This hat was inspired by not one, but two types of penguin, the adélie and the chinstrap. The adélie influenced the plain version and the chinstrap, the striped. Chinstrap hat doesn’t have quite the same romance and ring to it. In fact, it would have been a really unappealing name for a hat, no matter how cool a penguin they are, so I settled on Adélie.
The shaping of this hat is based on old-fashioned baby bonnets, but without the forehead peak (which tends to be a tricky look for adults to pull off). Those baby hats were generally knitted flat and this one is knitted in the round, so it has no back seam. Markers are placed at regular intervals to help you keep track of what you are doing and instructions are given row-by-row. In effect, it’s like knitting a large set of chevrons in the round, so that the hat fits just-so.
Knitted all in black, it has something of a Louise Brooks bob about it. I wanted a hat that frames the face and keeps my ears warm. I’d also been on a futile search for a hat that fitted under my bike helmet in such a way that it kept my ears warm. This was my solution. I’m tempted to knit one in safety yellow with that reflective tape stranded in.
Instructions are given for both the plain and striped version in three adult sizes. If you are knitting it in one colour, you can use a single ball of Navia Trio (DK/worsted weight; 100% wool; 120m / 131yds per 50g) which you can buy straight from The Island Wool Company and a selection of their lovely, local, brick and mortar stockists. If you want to get stripy, you’ll need an extra ball of colour or roughly half/half with a bit more of colour A. You’re looking for a yarn that gives you 19 sts x 32 rows = 10cm / 4” over colourworked stocking stitch after blocking. This is quite heavy for a UK DK, but it isn’t quite yet an aran. It’s right on the borders of a worsted and a light worsted. Yarn categories are so flexible and have so much variation – it’s insane. Navia is a nice standard, traditional Nordic 3-Ply weight. You could experiment with knitting in an aran weight as Helen of The Wool Kitchen did (with great results) when she tested it for me. Mandy has made a few of them, one in handspun, another in special reserve, stashed angora and a third in a marl.
We had an immense amount of fun during this part of the the photoshoot. We did it outside Fin & Flounder on Broadway Market. They were slightly bemused, but totally accommodating. I’ve never had so many puns hurled at me by passing strangers. “Are you sure you’re in the right plaice?” “Looks fishy to me!” “Hats off to you!” “Can’t pull the wool over your eyes!” And a bunch of others I can’t recall, but apparently, the combo fish, wool and knitting is a rich vein. With all that going down, we just decided to channel Abba.
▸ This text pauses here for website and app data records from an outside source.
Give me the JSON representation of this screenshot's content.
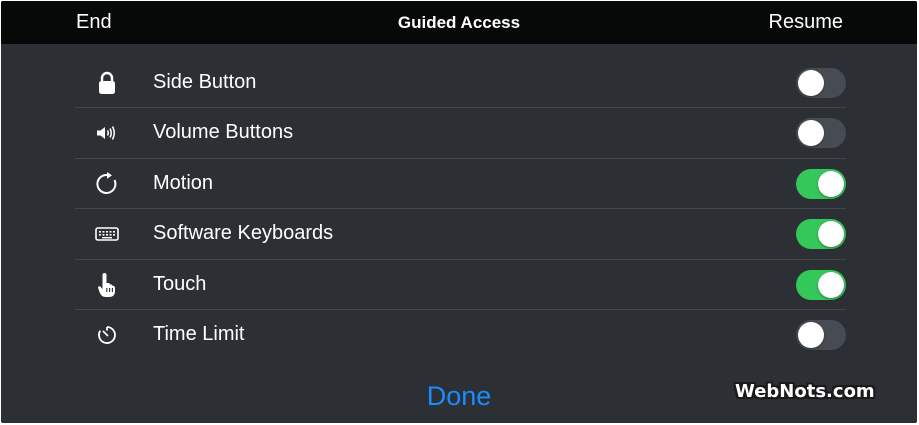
{
  "header": {
    "end_label": "End",
    "title": "Guided Access",
    "resume_label": "Resume"
  },
  "options": [
    {
      "label": "Side Button",
      "icon": "lock-icon",
      "enabled": false
    },
    {
      "label": "Volume Buttons",
      "icon": "speaker-icon",
      "enabled": false
    },
    {
      "label": "Motion",
      "icon": "rotate-icon",
      "enabled": true
    },
    {
      "label": "Software Keyboards",
      "icon": "keyboard-icon",
      "enabled": true
    },
    {
      "label": "Touch",
      "icon": "hand-pointer-icon",
      "enabled": true
    },
    {
      "label": "Time Limit",
      "icon": "timer-icon",
      "enabled": false
    }
  ],
  "footer": {
    "done_label": "Done"
  },
  "watermark": "WebNots.com",
  "colors": {
    "background": "#2c2f33",
    "topbar": "#070808",
    "toggle_on": "#34c759",
    "toggle_off": "#474c54",
    "accent": "#1a8cff"
  }
}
You can find the pattern details for the Adélie hat on Ravelry. Soon you’ll be able to purchase the printed Penguin: a Knit Collection book from your LYS (you might need to ask them to order it in, if they haven’t already arranged to stock it). And you can most certainly Get your copy of PENGUIN: A Knit Collection HERE!